Do you have any tips for students preparing for midterms?
DO. NOT. CRAM. I know everybody says that and it’s sooo tempting to cram, but you’re going to really regret it when you crash (and forget all the info you crammed into your brain). Instead of cramming, space out your learning over a longer period of time and tackle a chapter at a time, instead of studying six chapters at once. Honestly, the best people to give tips to students about midterm prep are in Academic Support: Betty Curry and Becca Burt. They can offer you so many tips and tricks to help make midterms (and your classes in general) much less stressful and really help you do well in your classes.

What are some of the most significant changes in the library between last year and now?
I think the biggest change at the library is everyone having to social distance at all times. Usually, the library is a popular meeting place for friends and classmates to get together to study and hang out. Now, due to COVID, it isn’t safe to do that anymore. Especially with so many students having to live at home, the library seems so empty compared to last year.

Social Distancing Sign shown on floor in the libraryWhat’s your favorite part about working in the library?
My favorite part about working in the library is helping people, especially the first years. I remember feeling absolutely lost in the library when I first came to Trinity, but I was always grateful when I interacted with the library staff because they were so helpful and welcoming. Now, I feel like it’s an honor to be on the other side of the desk and help my fellow students navigate the wonderful world of reference. I also want to say that a (very) close second-favorite part about my job in the library has to be my coworkers. I can always count on my fellow circulation desk student workers and the library staff to help me when I need it. They’ve made such a fun, but productive, work environment for us, and I’m very grateful for it.

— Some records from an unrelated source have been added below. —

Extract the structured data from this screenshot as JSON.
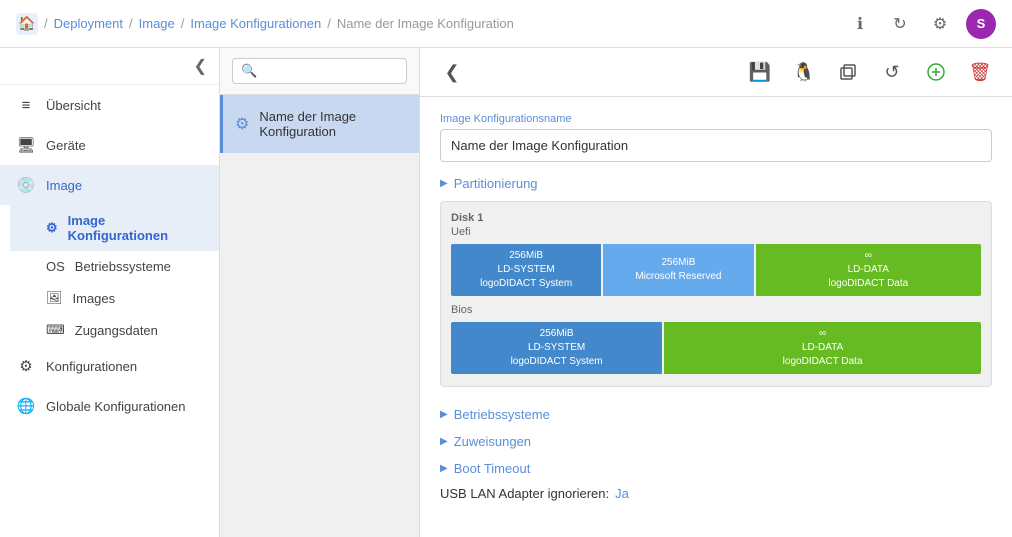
{
  "header": {
    "home_icon": "🏠",
    "breadcrumbs": [
      "Deployment",
      "Image",
      "Image Konfigurationen",
      "Name der Image Konfiguration"
    ],
    "icons": {
      "info": "ℹ",
      "refresh": "↻",
      "settings": "⚙",
      "user": "S"
    }
  },
  "sidebar": {
    "toggle_icon": "❮",
    "items": [
      {
        "label": "Übersicht",
        "icon": "≡",
        "id": "uebersicht"
      },
      {
        "label": "Geräte",
        "icon": "🖥",
        "id": "geraete"
      },
      {
        "label": "Image",
        "icon": "💿",
        "id": "image",
        "active": true
      },
      {
        "label": "Konfigurationen",
        "icon": "⚙",
        "id": "konfigurationen"
      },
      {
        "label": "Globale Konfigurationen",
        "icon": "🌐",
        "id": "globale"
      }
    ],
    "sub_items": [
      {
        "label": "Image Konfigurationen",
        "id": "image-konfigurationen",
        "active": true
      },
      {
        "label": "Betriebssysteme",
        "id": "betriebssysteme"
      },
      {
        "label": "Images",
        "id": "images"
      },
      {
        "label": "Zugangsdaten",
        "id": "zugangsdaten"
      }
    ]
  },
  "middle": {
    "search_placeholder": "",
    "config_item_label": "Name der Image\nKonfiguration"
  },
  "toolbar": {
    "back_icon": "❮",
    "save_icon": "💾",
    "linux_icon": "🐧",
    "copy_icon": "⊡",
    "undo_icon": "↺",
    "add_icon": "⊕",
    "delete_icon": "🗑"
  },
  "content": {
    "field_label": "Image Konfigurationsname",
    "field_value": "Name der Image Konfiguration",
    "partitionierung_label": "Partitionierung",
    "disk1": {
      "title": "Disk 1",
      "type_uefi": "Uefi",
      "type_bios": "Bios",
      "uefi_parts": [
        {
          "label": "256MiB\nLD-SYSTEM\nlogoDIDACT System",
          "flex": 2,
          "color": "blue"
        },
        {
          "label": "256MiB\nMicrosoft Reserved",
          "flex": 2,
          "color": "blue-light"
        },
        {
          "label": "∞\nLD-DATA\nlogoDIDACT Data",
          "flex": 3,
          "color": "green"
        }
      ],
      "bios_parts": [
        {
          "label": "256MiB\nLD-SYSTEM\nlogoDIDACT System",
          "flex": 2,
          "color": "blue"
        },
        {
          "label": "∞\nLD-DATA\nlogoDIDACT Data",
          "flex": 3,
          "color": "green"
        }
      ]
    },
    "sections": [
      {
        "label": "Betriebssysteme",
        "id": "betriebssysteme"
      },
      {
        "label": "Zuweisungen",
        "id": "zuweisungen"
      },
      {
        "label": "Boot Timeout",
        "id": "boot-timeout"
      }
    ],
    "usb_label": "USB LAN Adapter ignorieren:",
    "usb_value": "Ja"
  }
}
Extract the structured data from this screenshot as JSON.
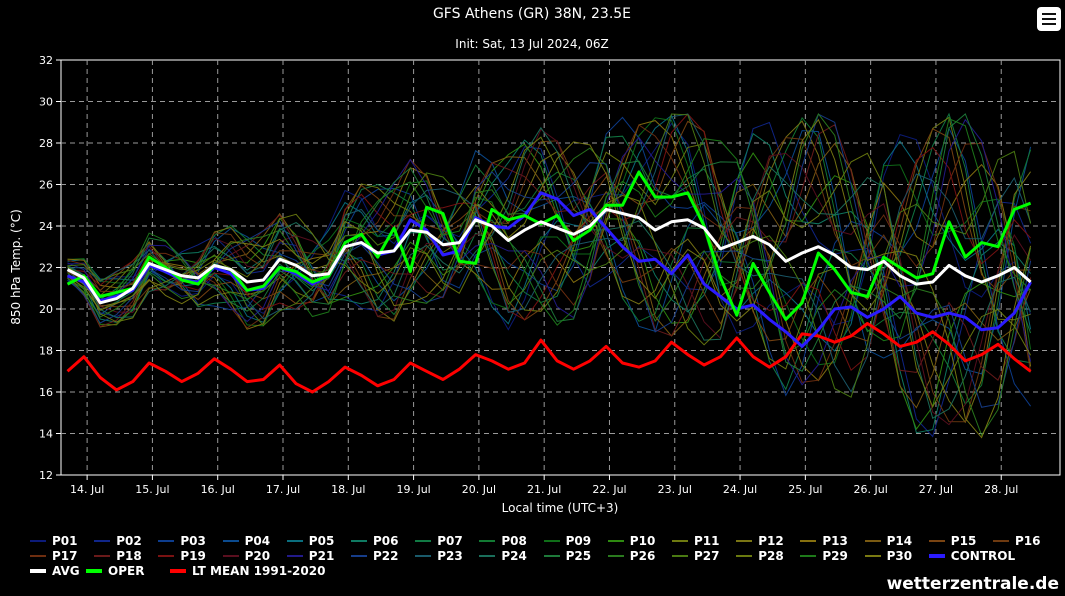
{
  "title": "GFS Athens (GR) 38N, 23.5E",
  "subtitle": "Init: Sat, 13 Jul 2024, 06Z",
  "credit": "wetterzentrale.de",
  "colors": {
    "background": "#000000",
    "grid": "#9a9a9a",
    "avg": "#ffffff",
    "oper": "#00ff00",
    "control": "#2b1bff",
    "lt_mean": "#ff0000"
  },
  "chart_data": {
    "type": "line",
    "title": "GFS Athens (GR) 38N, 23.5E",
    "subtitle": "Init: Sat, 13 Jul 2024, 06Z",
    "xlabel": "Local time (UTC+3)",
    "ylabel": "850 hPa Temp. (°C)",
    "ylim": [
      12,
      32
    ],
    "yticks": [
      12,
      14,
      16,
      18,
      20,
      22,
      24,
      26,
      28,
      30,
      32
    ],
    "x_start_day": 13.6,
    "x_end_day": 28.9,
    "x_step_hours": 6,
    "xtick_labels": [
      "14. Jul",
      "15. Jul",
      "16. Jul",
      "17. Jul",
      "18. Jul",
      "19. Jul",
      "20. Jul",
      "21. Jul",
      "22. Jul",
      "23. Jul",
      "24. Jul",
      "25. Jul",
      "26. Jul",
      "27. Jul",
      "28. Jul"
    ],
    "grid": true,
    "legend_position": "bottom",
    "series": [
      {
        "name": "LT MEAN 1991-2020",
        "color": "#ff0000",
        "width": 3,
        "values": [
          17.0,
          17.7,
          16.7,
          16.1,
          16.5,
          17.4,
          17.0,
          16.5,
          16.9,
          17.6,
          17.1,
          16.5,
          16.6,
          17.3,
          16.4,
          16.0,
          16.5,
          17.2,
          16.8,
          16.3,
          16.6,
          17.4,
          17.0,
          16.6,
          17.1,
          17.8,
          17.5,
          17.1,
          17.4,
          18.5,
          17.5,
          17.1,
          17.5,
          18.2,
          17.4,
          17.2,
          17.5,
          18.4,
          17.8,
          17.3,
          17.7,
          18.6,
          17.7,
          17.2,
          17.7,
          18.8,
          18.7,
          18.4,
          18.7,
          19.3,
          18.8,
          18.2,
          18.4,
          18.9,
          18.3,
          17.5,
          17.8,
          18.3,
          17.6,
          17.0
        ]
      },
      {
        "name": "CONTROL",
        "color": "#2b1bff",
        "width": 3,
        "values": [
          21.6,
          21.3,
          20.4,
          20.6,
          20.9,
          22.1,
          21.8,
          21.4,
          21.3,
          22.0,
          21.7,
          20.9,
          21.0,
          22.0,
          21.7,
          21.2,
          21.6,
          23.0,
          23.2,
          22.6,
          22.8,
          24.3,
          23.8,
          22.6,
          22.8,
          24.4,
          24.0,
          23.9,
          24.5,
          25.6,
          25.3,
          24.5,
          24.8,
          23.9,
          23.0,
          22.3,
          22.4,
          21.7,
          22.6,
          21.2,
          20.6,
          20.0,
          20.2,
          19.5,
          18.9,
          18.2,
          19.0,
          20.0,
          20.1,
          19.6,
          20.0,
          20.6,
          19.8,
          19.6,
          19.8,
          19.6,
          19.0,
          19.1,
          19.8,
          21.3
        ]
      },
      {
        "name": "OPER",
        "color": "#00ff00",
        "width": 3,
        "values": [
          21.2,
          21.6,
          20.6,
          20.8,
          21.0,
          22.5,
          22.0,
          21.4,
          21.2,
          22.1,
          21.9,
          20.9,
          21.1,
          22.0,
          21.8,
          21.3,
          21.6,
          23.2,
          23.6,
          22.5,
          23.9,
          21.8,
          24.9,
          24.6,
          22.3,
          22.2,
          24.8,
          24.3,
          24.5,
          24.1,
          24.5,
          23.3,
          23.8,
          25.0,
          25.0,
          26.6,
          25.4,
          25.4,
          25.6,
          24.0,
          21.5,
          19.7,
          22.2,
          20.8,
          19.5,
          20.3,
          22.7,
          21.9,
          20.8,
          20.6,
          22.5,
          22.0,
          21.5,
          21.7,
          24.2,
          22.5,
          23.2,
          23.0,
          24.8,
          25.1
        ]
      },
      {
        "name": "AVG",
        "color": "#ffffff",
        "width": 3,
        "values": [
          21.9,
          21.5,
          20.3,
          20.5,
          21.0,
          22.2,
          21.9,
          21.6,
          21.5,
          22.1,
          21.9,
          21.3,
          21.4,
          22.4,
          22.1,
          21.6,
          21.7,
          23.0,
          23.2,
          22.7,
          22.8,
          23.8,
          23.7,
          23.1,
          23.2,
          24.3,
          24.0,
          23.3,
          23.8,
          24.2,
          23.9,
          23.6,
          24.0,
          24.8,
          24.6,
          24.4,
          23.8,
          24.2,
          24.3,
          23.9,
          22.9,
          23.2,
          23.5,
          23.1,
          22.3,
          22.7,
          23.0,
          22.6,
          22.0,
          21.9,
          22.3,
          21.6,
          21.2,
          21.3,
          22.1,
          21.6,
          21.3,
          21.6,
          22.0,
          21.3
        ]
      }
    ]
  },
  "legend": {
    "rows": [
      [
        "P01",
        "P02",
        "P03",
        "P04",
        "P05",
        "P06",
        "P07",
        "P08",
        "P09",
        "P10",
        "P11",
        "P12",
        "P13",
        "P14",
        "P15",
        "P16"
      ],
      [
        "P17",
        "P18",
        "P19",
        "P20",
        "P21",
        "P22",
        "P23",
        "P24",
        "P25",
        "P26",
        "P27",
        "P28",
        "P29",
        "P30",
        "CONTROL"
      ],
      [
        "AVG",
        "OPER",
        "LT MEAN 1991-2020"
      ]
    ],
    "colors": {
      "P01": "#0c1b7a",
      "P02": "#10268a",
      "P03": "#0d3d8e",
      "P04": "#0b4b8f",
      "P05": "#0a6e7e",
      "P06": "#0f7a62",
      "P07": "#117a44",
      "P08": "#127a33",
      "P09": "#0f6e18",
      "P10": "#2e8a10",
      "P11": "#6e7a10",
      "P12": "#7a7514",
      "P13": "#86700f",
      "P14": "#7a5a12",
      "P15": "#7a4412",
      "P16": "#6e3a10",
      "P17": "#6e2e10",
      "P18": "#6a1a1a",
      "P19": "#7a1212",
      "P20": "#5a0f1f",
      "P21": "#221a8a",
      "P22": "#163d8a",
      "P23": "#1a5a6a",
      "P24": "#1a6e5a",
      "P25": "#1e7a3a",
      "P26": "#2a7a1e",
      "P27": "#4a7a12",
      "P28": "#6a7a0f",
      "P29": "#1e7a1a",
      "P30": "#7a7a12",
      "CONTROL": "#2b1bff",
      "AVG": "#ffffff",
      "OPER": "#00ff00",
      "LT MEAN 1991-2020": "#ff0000"
    }
  }
}
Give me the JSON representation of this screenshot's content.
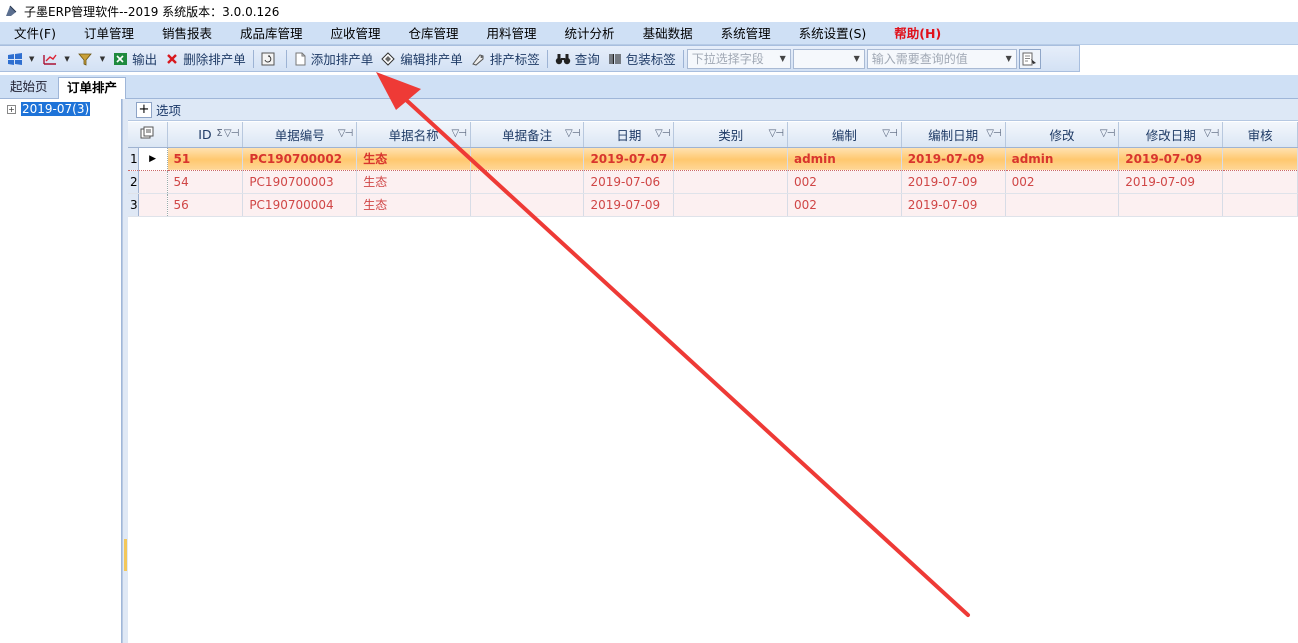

What part of the library website do you use the most?
Probably One Search. Whenever I’m looking for resources for papers, I’m usually not too picky if it’s from a book or an article online, so One Search is the easiest way to find the information I’m looking for.

Tell us a little about yourself

Pictured: Sara Kate PhelpsWhat is your major?
Theatre!!!

Where do you call home?
I’ve lived in Georgia since I graduated high school, but I’ll always call Texas my home.

If you could recommend one book, what would it be?
Ooooooh, that’s a good question… I’d probably recommend Zeus Grants Stupid Wishes: a No-Bullshit Guide to World Mythology by Cory O’Brien. The whole book is basically a modern (and not “watered down”) retelling of myths from various regions and times. I’ve been fascinated with Greek mythology since 3rd grade, and even though Greek myth is just a fraction of the book, O’Brien has such a conversational and frank tone throughout the entire book that it feels just like I’m talking to a friend about mythology. It’s a beautiful combination of “nonfiction” and storytelling that’s always fun to read.

If you could have a superpower, what would it be?
Definitely shapeshifting. I think people always underestimate shapeshifting. Not only could you use it to look like anybody else and disguise yourself, but you can just look like whatever you want to, whenever. Want platinum blonde hair without damage? Done. Want a rainbow ombré that doesn’t fade? Done. Want wings so you can fly like a bat? Done. The potential is limitless.